For a low-income Temple University student like Camellia Brown, the multimillion-dollar college bribery scandal is two things: “Crazy and unfair.”
“People like me had to work hard to get where I am,” said the 18-year-old freshman, the daughter of a single mother who works as a crossing guard in South Philadelphia. “Anybody who played a part in this should get in big, big trouble.”
Those deserving of Brown’s ire include the 50 people charged Tuesday in a bribery scheme to get privileged students with mediocre grades and modest athletic skills into high-end universities.
“These parents are a catalog of wealth and privilege,” said U.S. Attorney Andrew Lelling in Boston. “This case is about the widening corruption of elite college admissions through the steady application of wealth combined with fraud.”
For people like Brown, the case represents yet another disappointing reminder that the rich call the tune in America, while so many people never get to even hear the music.
The scandal “undermines the idea that education is a meritocracy,” said John Russo, visiting scholar at Georgetown University and a working-class studies expert. His school’s tennis coach, Gordon Ernst, was one of the people indicted.
What the so-called Varsity Blues investigation exposes, Russo said, are the inequalities that are seen throughout the United States every day, in income, housing, health care, and other areas. “It reveals much of what is hidden in American society,” he added.
Ironically, Russo said, the attempt by rich parents — including the actresses Felicity Huffman and Lori Loughlin — to grease the skids to allow their kids entree into elite schools may have been necessitated in their eyes by the success universities have had in admitting low-income, first-generation students.
“Universities attempt to smooth out some inequities in admissions by accepting less-affluent kids,” Russo said. “The rich saw it as a threat — taking spots from their own children.”
The “scam to end all scams,” as Vanity Fair calls it, shows clearly the “hidden class war in America,” said Temple sociologist Matt Wray. "The wealthy use their resources to ensure advantages for their children, further disadvantaging already disadvantaged kids. There are countless examples of the rich taking advantage of the poor.
“On average, the poor will lose, not because they lack talent, drive, or equal skills. No. What they lack is money. Varsity Blues is a particularly galling example of that.”

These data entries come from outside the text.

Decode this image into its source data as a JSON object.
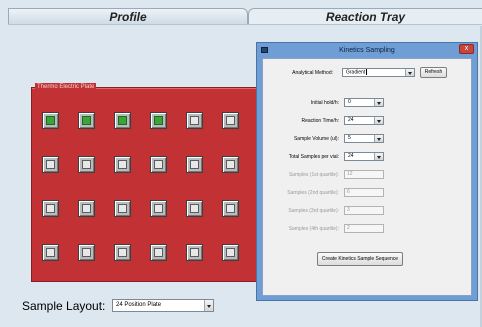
{
  "tabs": {
    "profile": "Profile",
    "reaction_tray": "Reaction Tray"
  },
  "plate": {
    "legend": "Thermo Electric Plate",
    "rows": 4,
    "cols": 6,
    "active_wells": [
      0,
      1,
      2,
      3
    ]
  },
  "sample_layout": {
    "label": "Sample Layout:",
    "value": "24 Position Plate"
  },
  "dialog": {
    "title": "Kinetics Sampling",
    "close_glyph": "x",
    "analytical_method_label": "Analytical Method:",
    "analytical_method_value": "Gradient",
    "refresh_label": "Refresh",
    "initial_hold_label": "Initial hold/h:",
    "initial_hold_value": "0",
    "reaction_time_label": "Reaction Time/h:",
    "reaction_time_value": "24",
    "sample_volume_label": "Sample Volume (ul):",
    "sample_volume_value": "5",
    "total_samples_label": "Total Samples per vial:",
    "total_samples_value": "24",
    "q1_label": "Samples (1st quartile):",
    "q1_value": "12",
    "q2_label": "Samples (2nd quartile):",
    "q2_value": "6",
    "q3_label": "Samples (3rd quartile):",
    "q3_value": "3",
    "q4_label": "Samples (4th quartile):",
    "q4_value": "2",
    "create_button_label": "Create Kinetics Sample Sequence"
  },
  "colors": {
    "plate_red": "#c23234",
    "well_active": "#3ea33b",
    "dialog_frame": "#6f9dd6",
    "background": "#dce7ef"
  }
}
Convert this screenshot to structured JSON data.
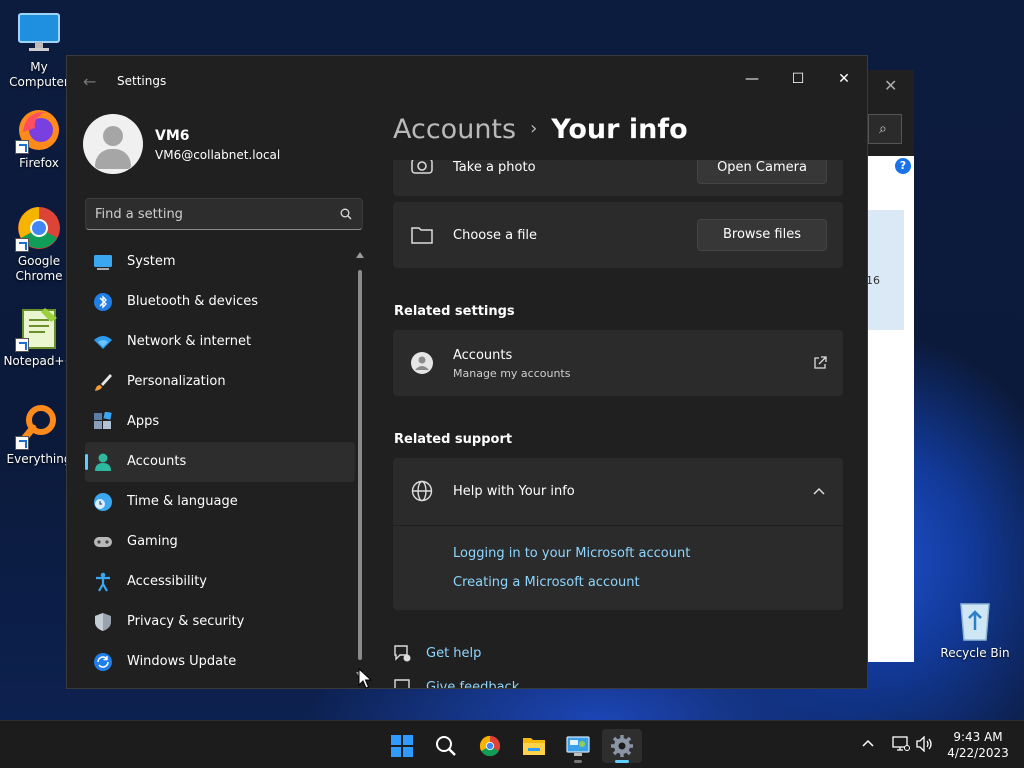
{
  "desktop": {
    "icons": [
      {
        "label": "My Computer",
        "icon": "monitor-icon"
      },
      {
        "label": "Firefox",
        "icon": "firefox-icon"
      },
      {
        "label": "Google Chrome",
        "icon": "chrome-icon"
      },
      {
        "label": "Notepad++",
        "icon": "notepadpp-icon"
      },
      {
        "label": "Everything",
        "icon": "everything-icon"
      },
      {
        "label": "Recycle Bin",
        "icon": "recycle-bin-icon"
      }
    ],
    "background_window": {
      "help_label": "?",
      "partial_text": "16"
    }
  },
  "window": {
    "title": "Settings",
    "controls": {
      "minimize": "—",
      "maximize": "☐",
      "close": "✕"
    }
  },
  "profile": {
    "name": "VM6",
    "email": "VM6@collabnet.local"
  },
  "search": {
    "placeholder": "Find a setting"
  },
  "nav": {
    "items": [
      {
        "label": "System",
        "icon": "system-icon"
      },
      {
        "label": "Bluetooth & devices",
        "icon": "bluetooth-icon"
      },
      {
        "label": "Network & internet",
        "icon": "wifi-icon"
      },
      {
        "label": "Personalization",
        "icon": "brush-icon"
      },
      {
        "label": "Apps",
        "icon": "apps-icon"
      },
      {
        "label": "Accounts",
        "icon": "accounts-icon",
        "selected": true
      },
      {
        "label": "Time & language",
        "icon": "globe-clock-icon"
      },
      {
        "label": "Gaming",
        "icon": "gamepad-icon"
      },
      {
        "label": "Accessibility",
        "icon": "accessibility-icon"
      },
      {
        "label": "Privacy & security",
        "icon": "shield-icon"
      },
      {
        "label": "Windows Update",
        "icon": "update-icon"
      }
    ]
  },
  "breadcrumb": {
    "parent": "Accounts",
    "separator": "›",
    "current": "Your info"
  },
  "content": {
    "take_photo": {
      "label": "Take a photo",
      "button": "Open Camera"
    },
    "choose_file": {
      "label": "Choose a file",
      "button": "Browse files"
    },
    "related_settings": {
      "heading": "Related settings",
      "accounts": {
        "title": "Accounts",
        "subtitle": "Manage my accounts"
      }
    },
    "related_support": {
      "heading": "Related support",
      "help_title": "Help with Your info",
      "links": [
        "Logging in to your Microsoft account",
        "Creating a Microsoft account"
      ]
    },
    "footer": {
      "get_help": "Get help",
      "give_feedback": "Give feedback"
    }
  },
  "taskbar": {
    "apps": [
      "start-icon",
      "search-icon",
      "chrome-icon",
      "file-explorer-icon",
      "control-panel-icon",
      "settings-icon"
    ],
    "active_app": "settings-icon",
    "clock": {
      "time": "9:43 AM",
      "date": "4/22/2023"
    }
  },
  "colors": {
    "accent": "#60cdff",
    "link": "#8fd6ff",
    "window_bg": "#202020",
    "card_bg": "#2b2b2b"
  }
}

Wondering why well-off people needed to goose a system already tilted in their favor, Philip McCallion, director of Temple’s School of Social Work, opined that well-off parents feel pressure that it isn’t enough to get their kids into college. They have to attend high-level schools.
“The concern is, ‘My children won’t succeed as well as what people expect of them, being rich,’” McCallion said.
From the perspective of working-class students, the spectacle of the rich stooping to illegal means to benefit their children is “incredibly disappointing,” said Jen Weikert, executive director of College Possible Philadelphia, a nonprofit that coaches low-income, first-generation students to get into and through college. Camellia Brown is one of their charges.
“These students are working hard, and for somebody to jump in front of the line is dishonest,” Weikert said. "We want a level playing field regardless of the student’s zip code.
“But this event shows the college application process in the United States is broken. Something is morally corrupt.”
Will a scandal like Varsity Blues convince low-income students they have no chance to matriculate?